Greg LeMond, the first American to win the Tour de France, has been a frequent target of Mr. Armstrong’s attacks. In 2001, after he spoke out against Mr. Armstrong’s relationship with Italian doctor Michele Ferrari, who has been accused of administering performance-enhancing drugs, Mr. LeMond believes Mr. Armstrong set out to ruin his reputation and business. “He set out for 10 years to destroy everything that I’ve done,” he said. “I want to believe there’s a human side to him. But tonight, I didn’t see it at all.”
Mr. LeMond, who wasn’t discussed at length in the interview, said Mr. Armstrong evaded details on the show. “He’s still trying to take control like he’s the master of the universe. He still believes he has this charismatic engaging personality,” Mr. LeMond said.
Mr. Armstrong’s admission could complicate his legal troubles. He is facing a whistleblower suit filed by Mr. Landis with potential damages of roughly $100 million. He also could face civil suits from an insurance company that paid his Tour de France bonus money and the Sunday Times, a British newspaper that Mr. Armstrong sued for libel. The Times, like The Wall Street Journal, is owned by News Corp NWSA +1.76% .
Jeffrey M. Tillotson, a lawyer in Dallas who represents SCA Promotions, a sports-insurance company that once paid Mr. Armstrong $12.5 million in bonuses for his Tour de France wins, said Mr. Armstrong admitted so much that Mr. Tillotson believes Armstrong should return the bonus money. “We paid this guy $12 million and we want the money back. If we don’t get the money back we’ll be filing a lawsuit next week,” he said.
A spokesman for Mr. Armstrong declined to comment on the former cyclists’s reaction to the interview.
“There is no way he pulled off the biggest fraud in the history of sports by himself,” said Ms. Andreu after the interview. She said that to be redeemed, Mr. Armstrong needed to tell the whole truth to Usada or the World Anti-Doping Agency and talk about others who aided and abetted him in doping. During the interview, Mr. Armstrong shied away from talking about others.
“I think it’s a good start,” said Jonathan Vaughters, a former teammate of Mr. Armstrong’s on the U.S. Postal Service team. “The truth is the best way forward.” Mr. Vaughters accused Mr. Armstrong of doping in a sworn affidavit sent to Usada. Mr. Vaughters is currently chief executive of Boulder-based cycling Team Garmin-Sharp.
“I thought it was a fair effort on his part and well within what people could expect or hope for,” said Joe Papp, a former professional cyclist who was caught doping in 2006 and suspended from the sport. “Any kind of confession is such a radical departure from Lance’s past behavior,” added Mr. Papp, who became an antidoping advocate.
“Maybe he downplayed the significance of the influence he had over other riders,” Mr. Papp said.
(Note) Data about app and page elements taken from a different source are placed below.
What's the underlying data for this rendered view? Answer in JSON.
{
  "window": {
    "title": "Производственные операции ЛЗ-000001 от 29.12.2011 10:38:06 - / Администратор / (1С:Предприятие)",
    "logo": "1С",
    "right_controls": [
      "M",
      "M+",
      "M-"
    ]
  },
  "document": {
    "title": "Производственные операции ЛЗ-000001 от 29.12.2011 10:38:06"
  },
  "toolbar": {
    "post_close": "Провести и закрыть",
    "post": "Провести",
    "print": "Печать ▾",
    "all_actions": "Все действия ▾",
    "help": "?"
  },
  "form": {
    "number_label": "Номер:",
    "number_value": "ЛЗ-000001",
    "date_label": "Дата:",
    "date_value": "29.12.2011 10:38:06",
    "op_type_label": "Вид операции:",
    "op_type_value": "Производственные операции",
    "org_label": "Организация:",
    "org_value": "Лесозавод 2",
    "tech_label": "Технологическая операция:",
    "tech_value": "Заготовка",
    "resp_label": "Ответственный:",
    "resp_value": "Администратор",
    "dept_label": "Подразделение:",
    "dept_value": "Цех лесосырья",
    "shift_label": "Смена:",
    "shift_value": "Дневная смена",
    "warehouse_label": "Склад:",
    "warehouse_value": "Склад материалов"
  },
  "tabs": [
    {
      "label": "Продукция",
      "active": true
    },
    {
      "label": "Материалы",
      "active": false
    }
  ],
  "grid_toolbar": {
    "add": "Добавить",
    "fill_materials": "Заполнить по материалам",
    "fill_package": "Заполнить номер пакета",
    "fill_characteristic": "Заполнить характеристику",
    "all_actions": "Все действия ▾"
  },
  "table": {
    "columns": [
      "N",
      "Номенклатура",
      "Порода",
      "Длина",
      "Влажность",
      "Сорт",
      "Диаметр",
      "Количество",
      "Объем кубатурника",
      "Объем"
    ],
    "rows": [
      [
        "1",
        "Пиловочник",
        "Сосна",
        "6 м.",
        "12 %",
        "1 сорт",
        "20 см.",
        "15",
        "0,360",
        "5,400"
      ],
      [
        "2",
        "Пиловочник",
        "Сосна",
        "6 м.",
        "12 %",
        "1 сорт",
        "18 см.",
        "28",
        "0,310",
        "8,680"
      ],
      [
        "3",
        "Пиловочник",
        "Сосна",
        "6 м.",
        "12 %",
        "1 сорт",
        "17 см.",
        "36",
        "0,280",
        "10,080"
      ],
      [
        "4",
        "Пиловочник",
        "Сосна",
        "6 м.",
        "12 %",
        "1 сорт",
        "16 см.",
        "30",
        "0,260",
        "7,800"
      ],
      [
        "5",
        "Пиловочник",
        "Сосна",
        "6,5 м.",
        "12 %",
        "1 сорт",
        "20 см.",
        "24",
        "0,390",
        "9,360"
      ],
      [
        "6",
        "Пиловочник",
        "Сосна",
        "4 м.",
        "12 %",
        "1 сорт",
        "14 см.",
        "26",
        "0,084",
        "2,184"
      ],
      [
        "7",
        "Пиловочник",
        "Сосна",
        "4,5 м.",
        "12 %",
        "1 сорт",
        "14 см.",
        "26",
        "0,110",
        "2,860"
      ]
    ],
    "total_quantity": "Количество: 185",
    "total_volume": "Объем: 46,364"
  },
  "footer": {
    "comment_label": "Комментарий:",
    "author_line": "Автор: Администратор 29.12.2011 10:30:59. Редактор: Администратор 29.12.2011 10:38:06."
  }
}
“Lance appears to be in the early stages of recognizing the damage he has done. I certainly hope it is not an act,” said Kenny Labbe, who rode with the U.S. Postal Service team with Mr. Armstrong from 2000 to 2004. “Lance is confirming all that is out there. Not saying anything new.”
The Livestrong Foundation, the cancer charity formerly known as the Lance Armstrong Foundation, issued a statement after the interview saying it was “disappointed” that Mr. Armstrong lied. “Even in the wake of our disappointment, we also express our gratitude to Lance as a survivor for the drive, devotion and spirit he brought to serving cancer patients and the entire cancer community.
Courtesy: The Wall Street Journal